App and web page records:
· · · ·
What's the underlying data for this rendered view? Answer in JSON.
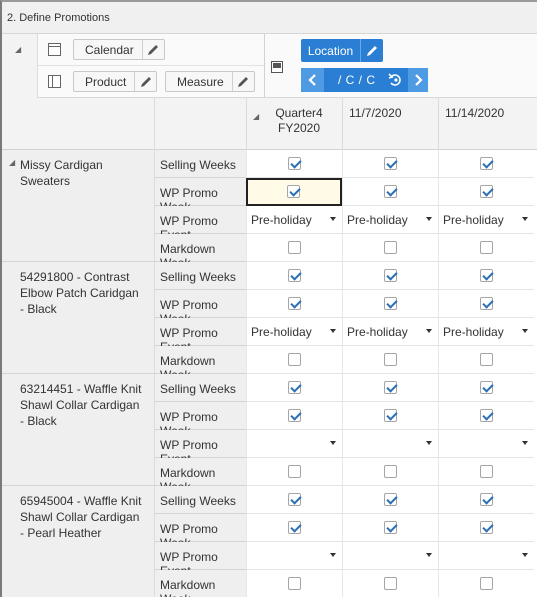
{
  "window": {
    "title": "2. Define Promotions"
  },
  "toolbar": {
    "calendar_label": "Calendar",
    "product_label": "Product",
    "measure_label": "Measure",
    "location_label": "Location",
    "nav_path": "/ C / C"
  },
  "grid": {
    "columns": [
      "Quarter4\nFY2020",
      "11/7/2020",
      "11/14/2020"
    ],
    "measures": [
      "Selling Weeks",
      "WP Promo Week",
      "WP Promo Event",
      "Markdown Week"
    ],
    "products": [
      {
        "name": "Missy Cardigan Sweaters",
        "expand_marker": true,
        "rows": [
          {
            "measure": "Selling Weeks",
            "type": "checkbox",
            "values": [
              true,
              true,
              true
            ]
          },
          {
            "measure": "WP Promo Week",
            "type": "checkbox",
            "values": [
              true,
              true,
              true
            ],
            "selected_col": 0
          },
          {
            "measure": "WP Promo Event",
            "type": "dropdown",
            "values": [
              "Pre-holiday",
              "Pre-holiday",
              "Pre-holiday"
            ]
          },
          {
            "measure": "Markdown Week",
            "type": "checkbox",
            "values": [
              false,
              false,
              false
            ]
          }
        ]
      },
      {
        "name": "54291800 - Contrast Elbow Patch Caridgan - Black",
        "rows": [
          {
            "measure": "Selling Weeks",
            "type": "checkbox",
            "values": [
              true,
              true,
              true
            ]
          },
          {
            "measure": "WP Promo Week",
            "type": "checkbox",
            "values": [
              true,
              true,
              true
            ]
          },
          {
            "measure": "WP Promo Event",
            "type": "dropdown",
            "values": [
              "Pre-holiday",
              "Pre-holiday",
              "Pre-holiday"
            ]
          },
          {
            "measure": "Markdown Week",
            "type": "checkbox",
            "values": [
              false,
              false,
              false
            ]
          }
        ]
      },
      {
        "name": "63214451 - Waffle Knit Shawl Collar Cardigan - Black",
        "rows": [
          {
            "measure": "Selling Weeks",
            "type": "checkbox",
            "values": [
              true,
              true,
              true
            ]
          },
          {
            "measure": "WP Promo Week",
            "type": "checkbox",
            "values": [
              true,
              true,
              true
            ]
          },
          {
            "measure": "WP Promo Event",
            "type": "dropdown",
            "values": [
              "",
              "",
              ""
            ]
          },
          {
            "measure": "Markdown Week",
            "type": "checkbox",
            "values": [
              false,
              false,
              false
            ]
          }
        ]
      },
      {
        "name": "65945004 - Waffle Knit Shawl Collar Cardigan - Pearl Heather",
        "rows": [
          {
            "measure": "Selling Weeks",
            "type": "checkbox",
            "values": [
              true,
              true,
              true
            ]
          },
          {
            "measure": "WP Promo Week",
            "type": "checkbox",
            "values": [
              true,
              true,
              true
            ]
          },
          {
            "measure": "WP Promo Event",
            "type": "dropdown",
            "values": [
              "",
              "",
              ""
            ]
          },
          {
            "measure": "Markdown Week",
            "type": "checkbox",
            "values": [
              false,
              false,
              false
            ]
          }
        ]
      }
    ]
  },
  "colors": {
    "accent": "#2a7fd4",
    "check": "#2a6fb6",
    "selected_cell": "#fffbe6"
  }
}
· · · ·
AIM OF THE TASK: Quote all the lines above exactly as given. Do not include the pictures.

REPLY:
What's the underlying data for this rendered view? Answer in JSON.
{
  "window": {
    "title": "2. Define Promotions"
  },
  "toolbar": {
    "calendar_label": "Calendar",
    "product_label": "Product",
    "measure_label": "Measure",
    "location_label": "Location",
    "nav_path": "/ C / C"
  },
  "grid": {
    "columns": [
      "Quarter4\nFY2020",
      "11/7/2020",
      "11/14/2020"
    ],
    "measures": [
      "Selling Weeks",
      "WP Promo Week",
      "WP Promo Event",
      "Markdown Week"
    ],
    "products": [
      {
        "name": "Missy Cardigan Sweaters",
        "expand_marker": true,
        "rows": [
          {
            "measure": "Selling Weeks",
            "type": "checkbox",
            "values": [
              true,
              true,
              true
            ]
          },
          {
            "measure": "WP Promo Week",
            "type": "checkbox",
            "values": [
              true,
              true,
              true
            ],
            "selected_col": 0
          },
          {
            "measure": "WP Promo Event",
            "type": "dropdown",
            "values": [
              "Pre-holiday",
              "Pre-holiday",
              "Pre-holiday"
            ]
          },
          {
            "measure": "Markdown Week",
            "type": "checkbox",
            "values": [
              false,
              false,
              false
            ]
          }
        ]
      },
      {
        "name": "54291800 - Contrast Elbow Patch Caridgan - Black",
        "rows": [
          {
            "measure": "Selling Weeks",
            "type": "checkbox",
            "values": [
              true,
              true,
              true
            ]
          },
          {
            "measure": "WP Promo Week",
            "type": "checkbox",
            "values": [
              true,
              true,
              true
            ]
          },
          {
            "measure": "WP Promo Event",
            "type": "dropdown",
            "values": [
              "Pre-holiday",
              "Pre-holiday",
              "Pre-holiday"
            ]
          },
          {
            "measure": "Markdown Week",
            "type": "checkbox",
            "values": [
              false,
              false,
              false
            ]
          }
        ]
      },
      {
        "name": "63214451 - Waffle Knit Shawl Collar Cardigan - Black",
        "rows": [
          {
            "measure": "Selling Weeks",
            "type": "checkbox",
            "values": [
              true,
              true,
              true
            ]
          },
          {
            "measure": "WP Promo Week",
            "type": "checkbox",
            "values": [
              true,
              true,
              true
            ]
          },
          {
            "measure": "WP Promo Event",
            "type": "dropdown",
            "values": [
              "",
              "",
              ""
            ]
          },
          {
            "measure": "Markdown Week",
            "type": "checkbox",
            "values": [
              false,
              false,
              false
            ]
          }
        ]
      },
      {
        "name": "65945004 - Waffle Knit Shawl Collar Cardigan - Pearl Heather",
        "rows": [
          {
            "measure": "Selling Weeks",
            "type": "checkbox",
            "values": [
              true,
              true,
              true
            ]
          },
          {
            "measure": "WP Promo Week",
            "type": "checkbox",
            "values": [
              true,
              true,
              true
            ]
          },
          {
            "measure": "WP Promo Event",
            "type": "dropdown",
            "values": [
              "",
              "",
              ""
            ]
          },
          {
            "measure": "Markdown Week",
            "type": "checkbox",
            "values": [
              false,
              false,
              false
            ]
          }
        ]
      }
    ]
  },
  "colors": {
    "accent": "#2a7fd4",
    "check": "#2a6fb6",
    "selected_cell": "#fffbe6"
  }
}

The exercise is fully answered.